Many pleasurable experiences are associated with satisfying basic biological drives. Other pleasurable experiences are associated with social experiences and social drives.
Anxiety can be caused by the following:
Fear is increased if the future is predicted to be undesirable. This can be calculated by accumulating the state evaluations resulting from the current state to a certain depth. Fear will be increased proportional to:
Happiness will be increased by:
Personality will be modeled as a set of resilient modifiers for how likely the robot is to experience and display certain emotions. In other words the matrices that define how state evaluations will affect emotions and how emotions effect outputs will define the robot’s personality. The personality of a robot will initially be fixed at instantiation of the robot (birth), but future models may incorporate the ability to modify a personality matrix over long periods of time and/or extensive experience. Modifying personality matrices will allow demonstration of unique individuals in ways that are separate from the sum of their learned experiences (nature vs. nurture).
These modifiers will be a subset of the Big 5 personality model.
A robot with a high openness factor will not increase anxiety as much in new situations.
Try to hard code as little as possible. Maybe instead use a “default” SAR tree to initially define responses in a logical manner. This could be the equivalent of inherited or instinctual responses that could, if necessary, be “unlearned” at a later date. Given the right experimental circumstances, an SAR tree could function as a genome in a GA scenario. Will probably need some utility for uploading, viewing, modifying and downloading SAR structures.

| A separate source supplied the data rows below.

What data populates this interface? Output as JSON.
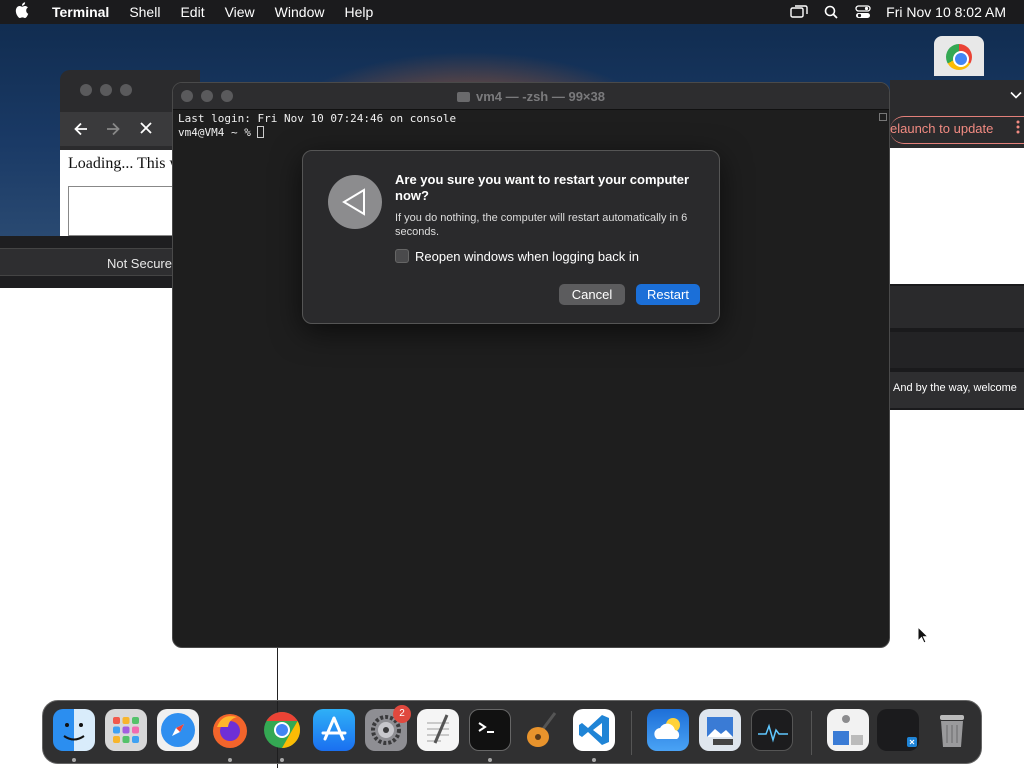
{
  "menubar": {
    "app_name": "Terminal",
    "menus": [
      "Shell",
      "Edit",
      "View",
      "Window",
      "Help"
    ],
    "datetime": "Fri Nov 10  8:02 AM"
  },
  "browser": {
    "loading_text": "Loading... This w",
    "not_secure": "Not Secure",
    "relaunch_text": "elaunch to update",
    "welcome_text": "And by the way, welcome"
  },
  "terminal": {
    "title": "vm4 — -zsh — 99×38",
    "lines": [
      "Last login: Fri Nov 10 07:24:46 on console",
      "vm4@VM4 ~ % "
    ]
  },
  "dialog": {
    "heading": "Are you sure you want to restart your computer now?",
    "message": "If you do nothing, the computer will restart automatically in 6 seconds.",
    "checkbox_label": "Reopen windows when logging back in",
    "checkbox_checked": false,
    "cancel_label": "Cancel",
    "restart_label": "Restart",
    "accent_color": "#1b6fd8"
  },
  "dock": {
    "apps": [
      {
        "name": "finder-icon",
        "running": true
      },
      {
        "name": "launchpad-icon",
        "running": false
      },
      {
        "name": "safari-icon",
        "running": false
      },
      {
        "name": "firefox-icon",
        "running": true
      },
      {
        "name": "chrome-icon",
        "running": true
      },
      {
        "name": "app-store-icon",
        "running": false
      },
      {
        "name": "system-settings-icon",
        "running": false,
        "badge": "2"
      },
      {
        "name": "textedit-icon",
        "running": false
      },
      {
        "name": "terminal-icon",
        "running": true
      },
      {
        "name": "garageband-icon",
        "running": false
      },
      {
        "name": "vscode-icon",
        "running": true
      },
      {
        "name": "weather-icon",
        "running": false
      },
      {
        "name": "preview-icon",
        "running": false
      },
      {
        "name": "activity-monitor-icon",
        "running": false
      },
      {
        "name": "downloads-stack-icon",
        "running": false
      },
      {
        "name": "recent-window-icon",
        "running": false
      },
      {
        "name": "trash-icon",
        "running": false
      }
    ]
  }
}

Modifying personality matrices will allow demonstration of unique individuals in ways that are separate from the sum of their learned experiences (nature vs. nurture).